[[ The data open ]]

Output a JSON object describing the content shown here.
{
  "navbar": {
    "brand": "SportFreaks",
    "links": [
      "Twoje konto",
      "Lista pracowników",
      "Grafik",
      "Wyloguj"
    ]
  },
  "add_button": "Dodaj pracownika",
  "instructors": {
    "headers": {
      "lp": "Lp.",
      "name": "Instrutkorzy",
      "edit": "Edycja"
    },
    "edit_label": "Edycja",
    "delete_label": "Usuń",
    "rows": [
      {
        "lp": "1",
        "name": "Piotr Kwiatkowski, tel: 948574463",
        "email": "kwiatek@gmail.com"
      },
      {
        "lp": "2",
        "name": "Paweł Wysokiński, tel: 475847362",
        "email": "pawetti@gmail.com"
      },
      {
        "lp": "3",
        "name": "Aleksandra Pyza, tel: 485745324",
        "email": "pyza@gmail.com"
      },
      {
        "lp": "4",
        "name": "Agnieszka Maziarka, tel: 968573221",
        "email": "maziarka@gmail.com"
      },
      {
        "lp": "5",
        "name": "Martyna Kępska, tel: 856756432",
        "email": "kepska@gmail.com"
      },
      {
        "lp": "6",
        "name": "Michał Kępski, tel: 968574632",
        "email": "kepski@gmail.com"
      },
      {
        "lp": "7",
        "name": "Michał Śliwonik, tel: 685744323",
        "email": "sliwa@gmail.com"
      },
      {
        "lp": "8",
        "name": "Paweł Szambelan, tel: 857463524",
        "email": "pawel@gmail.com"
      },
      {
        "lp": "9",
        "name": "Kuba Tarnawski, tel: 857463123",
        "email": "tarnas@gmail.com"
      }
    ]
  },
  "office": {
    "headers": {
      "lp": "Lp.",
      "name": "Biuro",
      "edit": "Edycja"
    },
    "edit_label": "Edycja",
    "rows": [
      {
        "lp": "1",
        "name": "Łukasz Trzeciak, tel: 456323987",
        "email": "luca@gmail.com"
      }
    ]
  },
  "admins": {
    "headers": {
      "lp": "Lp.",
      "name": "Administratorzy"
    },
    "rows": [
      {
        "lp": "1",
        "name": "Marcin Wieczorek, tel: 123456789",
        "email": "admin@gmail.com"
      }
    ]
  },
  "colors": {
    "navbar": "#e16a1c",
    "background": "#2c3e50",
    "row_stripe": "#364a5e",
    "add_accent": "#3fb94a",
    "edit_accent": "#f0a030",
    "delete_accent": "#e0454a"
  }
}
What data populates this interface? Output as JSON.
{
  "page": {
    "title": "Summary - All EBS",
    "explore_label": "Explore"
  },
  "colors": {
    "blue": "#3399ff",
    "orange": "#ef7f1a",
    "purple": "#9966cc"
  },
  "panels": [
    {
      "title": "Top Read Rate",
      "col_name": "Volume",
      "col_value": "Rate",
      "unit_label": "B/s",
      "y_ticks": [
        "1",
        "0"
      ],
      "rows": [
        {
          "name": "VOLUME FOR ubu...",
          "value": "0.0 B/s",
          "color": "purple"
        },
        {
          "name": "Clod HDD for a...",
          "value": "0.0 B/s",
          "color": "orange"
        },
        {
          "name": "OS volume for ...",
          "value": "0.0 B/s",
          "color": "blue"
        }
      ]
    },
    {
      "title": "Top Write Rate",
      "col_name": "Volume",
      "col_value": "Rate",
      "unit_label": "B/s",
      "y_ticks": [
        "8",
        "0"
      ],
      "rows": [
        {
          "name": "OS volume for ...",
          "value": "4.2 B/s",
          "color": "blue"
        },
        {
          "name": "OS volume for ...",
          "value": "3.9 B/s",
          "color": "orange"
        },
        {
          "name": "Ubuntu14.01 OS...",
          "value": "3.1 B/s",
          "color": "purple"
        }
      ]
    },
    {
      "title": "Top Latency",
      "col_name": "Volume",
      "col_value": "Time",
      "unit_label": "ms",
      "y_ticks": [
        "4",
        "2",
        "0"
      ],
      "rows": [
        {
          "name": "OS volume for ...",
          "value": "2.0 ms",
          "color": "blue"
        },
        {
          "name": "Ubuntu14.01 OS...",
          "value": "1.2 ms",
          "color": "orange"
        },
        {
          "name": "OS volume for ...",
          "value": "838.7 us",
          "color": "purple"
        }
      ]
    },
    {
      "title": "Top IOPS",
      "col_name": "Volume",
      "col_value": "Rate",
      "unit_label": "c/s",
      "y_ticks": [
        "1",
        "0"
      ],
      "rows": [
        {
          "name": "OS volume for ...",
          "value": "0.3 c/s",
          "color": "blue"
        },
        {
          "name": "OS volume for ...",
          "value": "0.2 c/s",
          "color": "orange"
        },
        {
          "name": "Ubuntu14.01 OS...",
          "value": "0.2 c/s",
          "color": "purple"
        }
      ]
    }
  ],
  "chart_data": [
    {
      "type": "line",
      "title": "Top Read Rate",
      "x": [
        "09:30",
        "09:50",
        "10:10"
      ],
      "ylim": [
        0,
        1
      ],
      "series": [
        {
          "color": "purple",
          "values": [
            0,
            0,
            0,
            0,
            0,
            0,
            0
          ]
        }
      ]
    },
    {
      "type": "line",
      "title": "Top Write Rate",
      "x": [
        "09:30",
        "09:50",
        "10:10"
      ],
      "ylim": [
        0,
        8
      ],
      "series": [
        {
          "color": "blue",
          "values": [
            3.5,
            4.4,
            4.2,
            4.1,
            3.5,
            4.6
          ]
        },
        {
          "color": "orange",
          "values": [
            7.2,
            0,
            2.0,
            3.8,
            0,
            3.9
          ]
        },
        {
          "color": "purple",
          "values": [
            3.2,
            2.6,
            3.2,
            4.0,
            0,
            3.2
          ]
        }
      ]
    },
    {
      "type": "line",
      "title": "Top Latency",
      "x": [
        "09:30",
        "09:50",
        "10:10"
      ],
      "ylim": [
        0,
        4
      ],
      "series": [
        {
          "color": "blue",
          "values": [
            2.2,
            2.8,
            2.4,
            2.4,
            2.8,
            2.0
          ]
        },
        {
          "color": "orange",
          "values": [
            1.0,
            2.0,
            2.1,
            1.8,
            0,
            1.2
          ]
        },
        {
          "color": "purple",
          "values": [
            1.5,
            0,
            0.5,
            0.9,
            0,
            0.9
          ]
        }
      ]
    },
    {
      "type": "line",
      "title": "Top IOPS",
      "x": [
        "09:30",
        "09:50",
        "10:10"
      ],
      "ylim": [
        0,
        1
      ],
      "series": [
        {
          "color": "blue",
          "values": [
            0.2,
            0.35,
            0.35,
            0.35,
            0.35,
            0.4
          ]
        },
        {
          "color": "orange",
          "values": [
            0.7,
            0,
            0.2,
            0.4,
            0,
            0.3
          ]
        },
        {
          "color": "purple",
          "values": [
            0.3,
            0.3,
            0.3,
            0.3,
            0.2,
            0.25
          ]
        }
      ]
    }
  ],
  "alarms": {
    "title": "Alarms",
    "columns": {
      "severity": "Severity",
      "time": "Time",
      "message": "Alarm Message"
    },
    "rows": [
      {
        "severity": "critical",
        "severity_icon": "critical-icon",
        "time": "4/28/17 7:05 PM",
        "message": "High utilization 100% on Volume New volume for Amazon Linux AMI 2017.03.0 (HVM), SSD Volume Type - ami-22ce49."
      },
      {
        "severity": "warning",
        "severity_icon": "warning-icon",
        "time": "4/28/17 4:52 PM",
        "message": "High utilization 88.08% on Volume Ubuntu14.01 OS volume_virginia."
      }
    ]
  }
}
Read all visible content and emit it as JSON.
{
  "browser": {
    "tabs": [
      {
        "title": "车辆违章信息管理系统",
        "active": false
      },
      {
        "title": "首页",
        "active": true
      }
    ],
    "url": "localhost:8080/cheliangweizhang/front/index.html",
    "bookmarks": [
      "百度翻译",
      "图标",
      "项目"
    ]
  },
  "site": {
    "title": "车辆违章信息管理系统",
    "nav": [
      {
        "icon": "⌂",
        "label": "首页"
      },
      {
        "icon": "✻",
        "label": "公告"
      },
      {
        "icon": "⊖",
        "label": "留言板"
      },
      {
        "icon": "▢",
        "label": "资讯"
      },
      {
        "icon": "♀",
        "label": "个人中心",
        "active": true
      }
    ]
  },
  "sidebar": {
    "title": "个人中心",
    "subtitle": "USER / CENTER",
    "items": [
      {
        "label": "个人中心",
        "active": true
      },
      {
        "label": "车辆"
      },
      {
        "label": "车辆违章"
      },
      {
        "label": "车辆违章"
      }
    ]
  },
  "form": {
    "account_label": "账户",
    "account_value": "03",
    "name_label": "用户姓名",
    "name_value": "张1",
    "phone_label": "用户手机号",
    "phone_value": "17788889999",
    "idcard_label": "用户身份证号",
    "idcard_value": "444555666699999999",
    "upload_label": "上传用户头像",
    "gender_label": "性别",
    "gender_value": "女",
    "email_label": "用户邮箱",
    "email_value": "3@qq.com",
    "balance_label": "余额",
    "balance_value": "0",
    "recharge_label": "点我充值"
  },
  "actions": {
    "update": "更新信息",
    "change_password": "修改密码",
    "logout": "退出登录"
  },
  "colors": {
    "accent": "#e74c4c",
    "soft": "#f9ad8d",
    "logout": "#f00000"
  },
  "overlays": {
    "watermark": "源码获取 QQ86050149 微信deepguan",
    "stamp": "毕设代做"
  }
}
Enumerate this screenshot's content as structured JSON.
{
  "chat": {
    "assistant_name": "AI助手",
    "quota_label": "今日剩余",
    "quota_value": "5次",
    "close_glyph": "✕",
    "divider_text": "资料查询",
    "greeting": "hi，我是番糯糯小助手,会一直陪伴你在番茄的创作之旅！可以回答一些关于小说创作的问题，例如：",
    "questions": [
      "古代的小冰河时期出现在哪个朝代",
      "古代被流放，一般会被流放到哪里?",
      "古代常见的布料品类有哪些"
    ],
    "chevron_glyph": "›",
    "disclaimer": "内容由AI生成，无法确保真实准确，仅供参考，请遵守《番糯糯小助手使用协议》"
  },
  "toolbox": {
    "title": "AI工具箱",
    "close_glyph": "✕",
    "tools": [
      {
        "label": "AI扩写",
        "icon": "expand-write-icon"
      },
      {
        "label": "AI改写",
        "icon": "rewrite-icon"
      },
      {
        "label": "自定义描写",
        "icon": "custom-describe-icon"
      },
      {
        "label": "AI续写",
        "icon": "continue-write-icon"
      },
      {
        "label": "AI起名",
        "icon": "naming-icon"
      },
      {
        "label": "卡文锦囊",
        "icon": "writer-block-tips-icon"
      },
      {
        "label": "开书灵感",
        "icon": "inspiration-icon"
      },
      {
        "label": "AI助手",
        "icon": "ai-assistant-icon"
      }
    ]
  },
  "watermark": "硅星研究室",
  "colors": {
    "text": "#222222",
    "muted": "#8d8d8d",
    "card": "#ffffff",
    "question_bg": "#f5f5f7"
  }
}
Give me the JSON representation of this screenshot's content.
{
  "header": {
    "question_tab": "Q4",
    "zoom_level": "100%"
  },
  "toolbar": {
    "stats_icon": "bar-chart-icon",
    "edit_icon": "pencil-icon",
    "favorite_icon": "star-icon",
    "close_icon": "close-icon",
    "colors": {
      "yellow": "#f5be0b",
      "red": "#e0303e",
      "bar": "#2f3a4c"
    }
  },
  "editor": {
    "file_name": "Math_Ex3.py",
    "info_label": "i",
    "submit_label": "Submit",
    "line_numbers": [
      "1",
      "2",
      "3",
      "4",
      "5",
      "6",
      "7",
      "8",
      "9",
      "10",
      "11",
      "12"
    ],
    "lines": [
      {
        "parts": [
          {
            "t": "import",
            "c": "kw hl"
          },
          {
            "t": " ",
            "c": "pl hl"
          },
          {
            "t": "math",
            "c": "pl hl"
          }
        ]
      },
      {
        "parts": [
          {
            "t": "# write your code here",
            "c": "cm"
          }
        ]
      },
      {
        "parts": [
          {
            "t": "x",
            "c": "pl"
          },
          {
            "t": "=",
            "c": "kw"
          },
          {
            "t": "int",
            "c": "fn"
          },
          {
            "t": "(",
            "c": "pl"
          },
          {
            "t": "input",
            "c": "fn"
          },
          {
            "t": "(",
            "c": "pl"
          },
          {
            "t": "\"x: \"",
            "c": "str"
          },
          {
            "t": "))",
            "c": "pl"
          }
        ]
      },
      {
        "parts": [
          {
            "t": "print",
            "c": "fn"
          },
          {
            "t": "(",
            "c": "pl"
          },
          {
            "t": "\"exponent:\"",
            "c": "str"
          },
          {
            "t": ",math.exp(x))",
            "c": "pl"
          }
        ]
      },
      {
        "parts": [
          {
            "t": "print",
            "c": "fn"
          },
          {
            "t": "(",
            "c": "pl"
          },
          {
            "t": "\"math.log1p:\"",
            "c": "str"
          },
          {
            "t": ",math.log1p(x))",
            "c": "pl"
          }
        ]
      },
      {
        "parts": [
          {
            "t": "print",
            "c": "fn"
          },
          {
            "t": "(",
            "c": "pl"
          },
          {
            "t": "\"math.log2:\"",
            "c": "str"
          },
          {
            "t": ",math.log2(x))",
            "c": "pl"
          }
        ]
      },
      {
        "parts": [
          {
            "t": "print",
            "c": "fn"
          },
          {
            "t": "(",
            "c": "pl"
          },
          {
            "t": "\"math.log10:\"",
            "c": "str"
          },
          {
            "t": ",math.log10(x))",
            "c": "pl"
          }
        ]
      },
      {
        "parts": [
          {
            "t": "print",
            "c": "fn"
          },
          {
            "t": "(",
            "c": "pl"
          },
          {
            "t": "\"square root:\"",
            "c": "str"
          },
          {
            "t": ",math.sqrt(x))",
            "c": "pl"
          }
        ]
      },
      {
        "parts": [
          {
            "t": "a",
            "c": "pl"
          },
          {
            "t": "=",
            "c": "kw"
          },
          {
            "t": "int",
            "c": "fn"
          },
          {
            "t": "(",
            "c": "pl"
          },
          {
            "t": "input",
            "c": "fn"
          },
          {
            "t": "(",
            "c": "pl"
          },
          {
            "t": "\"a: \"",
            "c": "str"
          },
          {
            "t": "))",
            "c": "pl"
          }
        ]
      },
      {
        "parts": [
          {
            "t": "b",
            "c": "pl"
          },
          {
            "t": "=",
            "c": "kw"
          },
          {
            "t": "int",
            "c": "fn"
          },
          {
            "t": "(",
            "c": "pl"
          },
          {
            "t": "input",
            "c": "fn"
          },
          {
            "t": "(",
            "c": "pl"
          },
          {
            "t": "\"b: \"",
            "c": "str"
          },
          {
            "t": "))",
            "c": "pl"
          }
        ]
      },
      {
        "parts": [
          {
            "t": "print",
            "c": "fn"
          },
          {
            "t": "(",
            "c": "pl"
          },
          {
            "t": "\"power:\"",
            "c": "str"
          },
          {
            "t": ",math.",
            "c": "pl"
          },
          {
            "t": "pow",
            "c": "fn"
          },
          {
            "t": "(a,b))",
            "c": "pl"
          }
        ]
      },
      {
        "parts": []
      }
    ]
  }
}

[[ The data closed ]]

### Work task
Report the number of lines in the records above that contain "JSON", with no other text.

### Answer
5